Problem description → Copy each line of the records that includes "параметры".

::: Extracted material :::

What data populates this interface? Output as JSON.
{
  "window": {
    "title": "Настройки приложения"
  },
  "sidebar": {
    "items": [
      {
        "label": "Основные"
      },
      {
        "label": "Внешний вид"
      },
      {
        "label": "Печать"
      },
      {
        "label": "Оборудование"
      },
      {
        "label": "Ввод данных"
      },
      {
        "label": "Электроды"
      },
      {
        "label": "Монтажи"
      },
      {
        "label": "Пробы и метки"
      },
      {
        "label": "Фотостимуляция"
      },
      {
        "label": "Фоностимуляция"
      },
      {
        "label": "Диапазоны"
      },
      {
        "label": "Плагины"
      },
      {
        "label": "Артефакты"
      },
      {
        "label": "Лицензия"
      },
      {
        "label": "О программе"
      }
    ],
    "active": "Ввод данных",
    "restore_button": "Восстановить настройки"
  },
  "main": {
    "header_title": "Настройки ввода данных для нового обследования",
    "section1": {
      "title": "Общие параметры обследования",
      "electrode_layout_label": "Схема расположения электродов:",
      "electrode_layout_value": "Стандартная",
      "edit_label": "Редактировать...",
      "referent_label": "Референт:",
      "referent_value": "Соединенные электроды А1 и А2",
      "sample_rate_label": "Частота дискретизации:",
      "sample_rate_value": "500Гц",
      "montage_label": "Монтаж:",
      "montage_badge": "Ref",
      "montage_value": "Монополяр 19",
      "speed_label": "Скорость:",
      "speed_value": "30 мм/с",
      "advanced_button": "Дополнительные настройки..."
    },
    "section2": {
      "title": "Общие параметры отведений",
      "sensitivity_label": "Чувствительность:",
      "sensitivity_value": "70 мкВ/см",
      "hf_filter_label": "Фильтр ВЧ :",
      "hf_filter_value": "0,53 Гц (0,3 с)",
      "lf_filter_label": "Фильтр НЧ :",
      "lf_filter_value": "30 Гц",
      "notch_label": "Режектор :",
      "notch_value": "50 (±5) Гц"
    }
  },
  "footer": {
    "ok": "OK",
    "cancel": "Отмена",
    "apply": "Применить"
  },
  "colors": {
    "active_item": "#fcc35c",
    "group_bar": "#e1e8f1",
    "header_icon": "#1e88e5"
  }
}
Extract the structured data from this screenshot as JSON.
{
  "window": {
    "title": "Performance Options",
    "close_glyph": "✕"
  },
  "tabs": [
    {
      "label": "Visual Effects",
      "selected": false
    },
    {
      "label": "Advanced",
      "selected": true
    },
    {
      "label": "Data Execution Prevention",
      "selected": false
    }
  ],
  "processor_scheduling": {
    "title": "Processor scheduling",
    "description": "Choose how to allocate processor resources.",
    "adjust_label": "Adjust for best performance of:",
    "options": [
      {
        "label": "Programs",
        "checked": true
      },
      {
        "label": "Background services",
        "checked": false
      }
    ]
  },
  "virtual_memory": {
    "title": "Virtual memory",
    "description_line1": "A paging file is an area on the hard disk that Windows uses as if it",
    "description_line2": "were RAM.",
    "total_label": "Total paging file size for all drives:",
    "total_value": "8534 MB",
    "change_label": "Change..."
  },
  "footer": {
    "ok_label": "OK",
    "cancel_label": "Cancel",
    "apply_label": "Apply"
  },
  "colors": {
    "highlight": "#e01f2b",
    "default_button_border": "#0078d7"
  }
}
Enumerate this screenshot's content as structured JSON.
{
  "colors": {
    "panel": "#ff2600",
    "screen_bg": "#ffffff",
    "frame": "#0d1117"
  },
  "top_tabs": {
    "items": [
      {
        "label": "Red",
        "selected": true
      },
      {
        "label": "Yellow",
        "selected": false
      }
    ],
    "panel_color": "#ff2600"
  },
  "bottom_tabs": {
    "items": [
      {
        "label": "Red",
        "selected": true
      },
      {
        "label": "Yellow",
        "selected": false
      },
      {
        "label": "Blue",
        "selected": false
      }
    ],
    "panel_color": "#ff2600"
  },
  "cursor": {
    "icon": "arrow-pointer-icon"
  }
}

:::
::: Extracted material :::

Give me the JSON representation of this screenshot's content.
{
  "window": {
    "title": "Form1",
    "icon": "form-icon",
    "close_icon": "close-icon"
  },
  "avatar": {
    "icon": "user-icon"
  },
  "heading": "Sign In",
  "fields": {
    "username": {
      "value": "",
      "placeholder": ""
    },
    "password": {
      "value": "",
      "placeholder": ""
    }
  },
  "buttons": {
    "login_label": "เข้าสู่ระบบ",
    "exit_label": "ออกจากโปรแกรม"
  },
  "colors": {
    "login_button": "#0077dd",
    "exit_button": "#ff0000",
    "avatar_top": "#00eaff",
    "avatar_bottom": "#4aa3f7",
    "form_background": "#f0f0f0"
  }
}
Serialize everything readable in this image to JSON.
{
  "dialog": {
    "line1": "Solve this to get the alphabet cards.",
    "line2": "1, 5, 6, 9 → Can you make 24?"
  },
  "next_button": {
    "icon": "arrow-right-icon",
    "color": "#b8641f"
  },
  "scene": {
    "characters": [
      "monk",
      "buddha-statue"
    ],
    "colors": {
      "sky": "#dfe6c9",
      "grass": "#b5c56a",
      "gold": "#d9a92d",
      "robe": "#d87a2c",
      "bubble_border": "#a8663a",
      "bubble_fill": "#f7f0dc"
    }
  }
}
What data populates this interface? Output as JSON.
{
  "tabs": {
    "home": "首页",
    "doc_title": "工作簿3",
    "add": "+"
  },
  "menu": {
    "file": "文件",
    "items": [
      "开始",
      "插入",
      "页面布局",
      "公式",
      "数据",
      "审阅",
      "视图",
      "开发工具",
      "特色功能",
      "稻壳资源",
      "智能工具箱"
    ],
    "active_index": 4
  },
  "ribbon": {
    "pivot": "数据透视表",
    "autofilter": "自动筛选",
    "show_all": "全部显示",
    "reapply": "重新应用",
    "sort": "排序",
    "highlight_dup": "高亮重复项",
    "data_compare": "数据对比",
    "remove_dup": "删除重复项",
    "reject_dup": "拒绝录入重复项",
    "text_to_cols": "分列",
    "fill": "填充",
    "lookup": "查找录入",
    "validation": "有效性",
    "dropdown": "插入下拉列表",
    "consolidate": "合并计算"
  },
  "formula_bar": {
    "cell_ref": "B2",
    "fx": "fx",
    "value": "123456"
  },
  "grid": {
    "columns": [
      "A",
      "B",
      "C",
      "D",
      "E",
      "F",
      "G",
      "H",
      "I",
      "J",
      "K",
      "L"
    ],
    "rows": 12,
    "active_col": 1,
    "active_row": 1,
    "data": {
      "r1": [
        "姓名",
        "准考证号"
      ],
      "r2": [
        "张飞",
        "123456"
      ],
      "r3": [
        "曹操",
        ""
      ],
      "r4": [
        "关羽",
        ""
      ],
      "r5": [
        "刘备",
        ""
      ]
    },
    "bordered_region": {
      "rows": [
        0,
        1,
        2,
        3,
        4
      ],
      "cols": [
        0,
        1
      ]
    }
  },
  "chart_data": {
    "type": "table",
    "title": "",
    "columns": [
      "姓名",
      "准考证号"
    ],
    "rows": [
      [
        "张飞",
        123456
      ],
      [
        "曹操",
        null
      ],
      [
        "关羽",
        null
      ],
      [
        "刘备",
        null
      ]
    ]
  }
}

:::

Solved exercise →
      "title": "Общие параметры обследования",
      "title": "Общие параметры отведений",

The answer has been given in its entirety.